16th Century & Clan Conflicts

In 1501 another Drummond, Margaret the fair, enraptured King James IV of Scotland. She was, to him, "The diamond of Delight." Because of his love for her, James originally declined the marriage to Mary Tudor, daughter of the King of Henry VII of England. It is rumored that James had indeed married Margaret and was to have her crowned Queen of Scotland. The nobles, mostly lowlanders and border Lords, feared that the Drummonds were becoming too powerful. They decided that Margaret must die, thus forcing James to marry the Tudor Princess. Margaret, and her two sisters, were poisoned. Shortly after, James married Mary Tudor, which made way for the union of the Scottish and English Crowns a century later.

In 1589 John Drummond was appointed Royal Forester of Glenartney. It was in this post that he had the ears of some of the Clan MacGregor (one account says MacDonalds) poachers cropped. Clan MacGregor swore revenge and attacked Drummond and chopped off his head. They then proceeded to John's sisters residence, burst in, and demanded bread and cheese. The MacGregors then unwrapped John's head and crammed its mouth full. The feud between the two clans lasted for over a century.



17th Century & Civil War

James Drummond, descendant of John, Margaret's father, became the first Earl of Perth in 1605, and his brother John became his successor on his death in 1611, and his sons became Earls of Perth like their father before them. Lord Drummond led his forces in support of the Covanenters against the Royalists at the Battle of Tippermuir in 1644. The chief of Clan Drummond, third Earl of Perth joined James Graham, 1st Marquess of Montrose in August 1645 and was taken prisoner at the Battle of Philiphaugh the following month.

During the battles that followed in the decades after the Civil War the Clan Drummond fought at the Battle of Killiecrankie in 1689.



18th Century & Jacobite Rebellion

During the Jacobite Uprisings the Clan Drummond were largely supporters of the Jacobite cause and the House of Stuart, however Drummond's (Edinburgh) Volunteers Regiment fought on the side of the British government at the Battle of Prestonpans in 1745.

When King James VII came to the throne in 1685, James Drummond, 4th Earl of Perth, had converted to the Catholic Faith, as did his brother, the 1st Earl of Melfort.

James Drummond, the Duke of Perth was one of Prince Charles Edward Stuart's closest commanders. He was involved in the Siege of Carlisle.
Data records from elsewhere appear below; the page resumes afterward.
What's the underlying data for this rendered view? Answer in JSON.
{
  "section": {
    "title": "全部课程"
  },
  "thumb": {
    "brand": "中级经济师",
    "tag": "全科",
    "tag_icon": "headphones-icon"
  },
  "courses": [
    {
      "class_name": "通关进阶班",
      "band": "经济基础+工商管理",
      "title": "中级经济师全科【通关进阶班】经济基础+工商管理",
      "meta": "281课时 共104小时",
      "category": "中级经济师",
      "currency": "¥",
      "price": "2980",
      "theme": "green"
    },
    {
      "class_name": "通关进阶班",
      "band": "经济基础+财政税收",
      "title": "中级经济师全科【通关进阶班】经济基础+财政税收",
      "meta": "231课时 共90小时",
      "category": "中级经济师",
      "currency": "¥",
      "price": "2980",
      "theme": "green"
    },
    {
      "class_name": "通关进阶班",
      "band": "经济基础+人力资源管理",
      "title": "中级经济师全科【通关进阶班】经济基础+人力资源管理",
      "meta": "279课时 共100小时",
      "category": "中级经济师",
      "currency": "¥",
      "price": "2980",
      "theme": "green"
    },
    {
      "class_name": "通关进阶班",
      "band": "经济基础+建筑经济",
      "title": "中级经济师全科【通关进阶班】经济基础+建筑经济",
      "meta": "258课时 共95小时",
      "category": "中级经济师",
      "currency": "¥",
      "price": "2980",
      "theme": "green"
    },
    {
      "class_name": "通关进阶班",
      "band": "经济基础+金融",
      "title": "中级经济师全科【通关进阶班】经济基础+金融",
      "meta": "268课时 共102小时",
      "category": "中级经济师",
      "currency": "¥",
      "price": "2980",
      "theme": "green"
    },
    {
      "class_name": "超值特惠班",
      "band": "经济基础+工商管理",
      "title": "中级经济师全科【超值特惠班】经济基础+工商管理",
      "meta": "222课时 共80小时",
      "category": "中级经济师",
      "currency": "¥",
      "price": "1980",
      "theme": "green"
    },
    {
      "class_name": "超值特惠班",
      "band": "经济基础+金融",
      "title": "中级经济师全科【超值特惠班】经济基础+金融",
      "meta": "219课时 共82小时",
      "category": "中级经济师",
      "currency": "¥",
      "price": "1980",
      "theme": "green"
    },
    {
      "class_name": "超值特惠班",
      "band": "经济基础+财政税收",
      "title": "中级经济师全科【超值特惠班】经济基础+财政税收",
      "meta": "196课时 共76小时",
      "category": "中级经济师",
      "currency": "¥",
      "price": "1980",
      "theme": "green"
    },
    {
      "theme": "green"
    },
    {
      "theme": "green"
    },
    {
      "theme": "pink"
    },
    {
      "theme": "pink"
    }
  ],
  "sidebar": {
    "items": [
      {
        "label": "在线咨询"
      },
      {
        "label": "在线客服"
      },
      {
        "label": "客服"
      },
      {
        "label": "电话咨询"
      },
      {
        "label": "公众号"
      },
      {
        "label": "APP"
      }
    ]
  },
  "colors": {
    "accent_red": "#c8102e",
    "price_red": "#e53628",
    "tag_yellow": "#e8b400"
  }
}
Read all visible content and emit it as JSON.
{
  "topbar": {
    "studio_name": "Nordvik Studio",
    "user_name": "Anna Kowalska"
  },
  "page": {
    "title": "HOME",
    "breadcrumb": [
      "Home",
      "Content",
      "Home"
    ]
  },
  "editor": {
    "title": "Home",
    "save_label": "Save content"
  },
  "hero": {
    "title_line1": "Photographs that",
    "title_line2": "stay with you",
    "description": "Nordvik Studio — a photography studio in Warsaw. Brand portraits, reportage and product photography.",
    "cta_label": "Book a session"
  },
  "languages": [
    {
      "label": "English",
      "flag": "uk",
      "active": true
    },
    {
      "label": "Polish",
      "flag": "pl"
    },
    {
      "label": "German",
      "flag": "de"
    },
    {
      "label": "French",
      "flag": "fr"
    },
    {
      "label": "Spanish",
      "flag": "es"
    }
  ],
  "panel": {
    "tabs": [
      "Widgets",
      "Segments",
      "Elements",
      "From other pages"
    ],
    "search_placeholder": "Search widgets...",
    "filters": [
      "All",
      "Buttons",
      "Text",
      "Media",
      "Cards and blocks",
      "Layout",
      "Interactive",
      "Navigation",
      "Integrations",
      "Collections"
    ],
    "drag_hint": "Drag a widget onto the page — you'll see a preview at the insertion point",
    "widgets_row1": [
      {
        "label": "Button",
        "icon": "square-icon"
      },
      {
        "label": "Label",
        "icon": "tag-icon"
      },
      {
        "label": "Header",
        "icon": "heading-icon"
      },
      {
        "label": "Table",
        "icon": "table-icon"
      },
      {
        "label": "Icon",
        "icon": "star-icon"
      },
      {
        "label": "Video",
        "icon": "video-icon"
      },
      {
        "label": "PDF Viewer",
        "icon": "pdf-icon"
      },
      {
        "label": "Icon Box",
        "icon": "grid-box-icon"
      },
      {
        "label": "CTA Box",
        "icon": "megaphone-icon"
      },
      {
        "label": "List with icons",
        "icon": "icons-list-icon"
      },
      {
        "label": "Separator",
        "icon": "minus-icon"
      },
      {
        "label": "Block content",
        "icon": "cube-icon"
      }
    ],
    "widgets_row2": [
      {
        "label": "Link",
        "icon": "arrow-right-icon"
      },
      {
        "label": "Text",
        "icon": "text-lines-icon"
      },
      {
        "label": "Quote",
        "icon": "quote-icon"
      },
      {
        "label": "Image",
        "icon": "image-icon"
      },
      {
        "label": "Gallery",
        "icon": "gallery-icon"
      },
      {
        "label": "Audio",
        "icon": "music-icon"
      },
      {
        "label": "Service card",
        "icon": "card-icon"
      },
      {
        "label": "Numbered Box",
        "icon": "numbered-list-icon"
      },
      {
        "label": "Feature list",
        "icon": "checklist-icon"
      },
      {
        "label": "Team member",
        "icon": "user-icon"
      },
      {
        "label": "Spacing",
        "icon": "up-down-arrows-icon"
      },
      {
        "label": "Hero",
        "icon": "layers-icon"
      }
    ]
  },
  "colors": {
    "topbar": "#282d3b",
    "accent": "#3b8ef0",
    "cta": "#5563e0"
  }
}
Clan Drummond fought as Jacobites at the Battle of Falkirk (1746) and the Battle of Culloden in 1746. For their support of the Jacobite Stewarts through the risings of 1715 and 1745 the property and titles of the Drummonds were twice forfeited. It was not until 1853, through an Act of Parliament, that the title of Earl of Perth and other forfeited titles were restored to George Drummond, who was also in the French peerage as a Baron.



Clan Drummond in the 20th Century

James Eric Drummond (1876-1951), 16th Earl of Perth, served as the first secretary-general of the League of Nations. Lord Perth, a Catholic, was also British ambassador to Rome, from 1933 to 1939, and was chief advisor on foreign publicity at the Ministry of Information during World War II.

His successor, John David Drummond, was able to buy back the family home, Stobhall Castle.


Clan Profile

The origin of the name Drummond comes from gaelic meaning "drum" and "onde", meaning "high ground".


Clan Motto

The Drummond Clan Motto is "Gang warily" which means "Go carefully". Although the motto would seem as a tiding for a safe journey, the motto is actually a warning to those outside of the clan


Clan Crest


Clan Castles

Drummond Castle was built in 1491 by Sir John Drummond.


Balmoral Castle was built in 1390 by Sir William Drummond.

Megginch Castle was home of Cherry Drummond, 16th Baroness Strange


Clan Septs

Begg, Brewer, Cargill, Doig, Grewar, Gruer, Maccrouther, Macgrewar, Macgrowther, Macgruder, Macgruther, MacRobbie.